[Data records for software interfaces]
☆ ☆ ☆ ☆ ☆
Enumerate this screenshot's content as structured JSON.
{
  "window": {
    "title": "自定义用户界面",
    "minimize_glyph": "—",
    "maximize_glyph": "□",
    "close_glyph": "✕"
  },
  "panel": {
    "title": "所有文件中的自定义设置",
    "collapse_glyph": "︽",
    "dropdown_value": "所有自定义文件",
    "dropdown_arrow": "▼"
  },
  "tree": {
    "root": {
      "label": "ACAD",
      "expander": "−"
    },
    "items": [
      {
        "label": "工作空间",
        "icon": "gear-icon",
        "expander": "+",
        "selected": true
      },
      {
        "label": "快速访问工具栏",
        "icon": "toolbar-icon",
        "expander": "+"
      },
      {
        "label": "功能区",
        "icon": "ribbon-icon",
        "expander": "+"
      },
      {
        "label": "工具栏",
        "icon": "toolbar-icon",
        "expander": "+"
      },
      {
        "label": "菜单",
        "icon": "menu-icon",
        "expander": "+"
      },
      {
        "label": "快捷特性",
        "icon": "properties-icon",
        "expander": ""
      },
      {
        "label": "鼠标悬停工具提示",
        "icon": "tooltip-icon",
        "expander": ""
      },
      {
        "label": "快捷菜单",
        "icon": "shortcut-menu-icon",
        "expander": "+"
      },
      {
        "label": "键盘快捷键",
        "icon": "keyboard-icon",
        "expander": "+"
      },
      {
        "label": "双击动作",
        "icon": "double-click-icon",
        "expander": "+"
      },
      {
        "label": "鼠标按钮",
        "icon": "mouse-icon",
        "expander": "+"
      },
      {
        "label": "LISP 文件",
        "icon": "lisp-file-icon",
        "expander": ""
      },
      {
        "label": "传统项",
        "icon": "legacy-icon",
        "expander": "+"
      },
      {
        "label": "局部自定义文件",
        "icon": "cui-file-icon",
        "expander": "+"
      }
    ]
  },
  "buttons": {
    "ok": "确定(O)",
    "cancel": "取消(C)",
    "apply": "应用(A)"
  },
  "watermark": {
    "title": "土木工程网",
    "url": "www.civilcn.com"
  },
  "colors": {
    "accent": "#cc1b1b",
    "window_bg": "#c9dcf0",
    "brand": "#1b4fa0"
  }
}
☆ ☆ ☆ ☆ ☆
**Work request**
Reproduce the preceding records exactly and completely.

**Solution to the problem**
Enumerate this screenshot's content as structured JSON.
{
  "window": {
    "title": "自定义用户界面",
    "minimize_glyph": "—",
    "maximize_glyph": "□",
    "close_glyph": "✕"
  },
  "panel": {
    "title": "所有文件中的自定义设置",
    "collapse_glyph": "︽",
    "dropdown_value": "所有自定义文件",
    "dropdown_arrow": "▼"
  },
  "tree": {
    "root": {
      "label": "ACAD",
      "expander": "−"
    },
    "items": [
      {
        "label": "工作空间",
        "icon": "gear-icon",
        "expander": "+",
        "selected": true
      },
      {
        "label": "快速访问工具栏",
        "icon": "toolbar-icon",
        "expander": "+"
      },
      {
        "label": "功能区",
        "icon": "ribbon-icon",
        "expander": "+"
      },
      {
        "label": "工具栏",
        "icon": "toolbar-icon",
        "expander": "+"
      },
      {
        "label": "菜单",
        "icon": "menu-icon",
        "expander": "+"
      },
      {
        "label": "快捷特性",
        "icon": "properties-icon",
        "expander": ""
      },
      {
        "label": "鼠标悬停工具提示",
        "icon": "tooltip-icon",
        "expander": ""
      },
      {
        "label": "快捷菜单",
        "icon": "shortcut-menu-icon",
        "expander": "+"
      },
      {
        "label": "键盘快捷键",
        "icon": "keyboard-icon",
        "expander": "+"
      },
      {
        "label": "双击动作",
        "icon": "double-click-icon",
        "expander": "+"
      },
      {
        "label": "鼠标按钮",
        "icon": "mouse-icon",
        "expander": "+"
      },
      {
        "label": "LISP 文件",
        "icon": "lisp-file-icon",
        "expander": ""
      },
      {
        "label": "传统项",
        "icon": "legacy-icon",
        "expander": "+"
      },
      {
        "label": "局部自定义文件",
        "icon": "cui-file-icon",
        "expander": "+"
      }
    ]
  },
  "buttons": {
    "ok": "确定(O)",
    "cancel": "取消(C)",
    "apply": "应用(A)"
  },
  "watermark": {
    "title": "土木工程网",
    "url": "www.civilcn.com"
  },
  "colors": {
    "accent": "#cc1b1b",
    "window_bg": "#c9dcf0",
    "brand": "#1b4fa0"
  }
}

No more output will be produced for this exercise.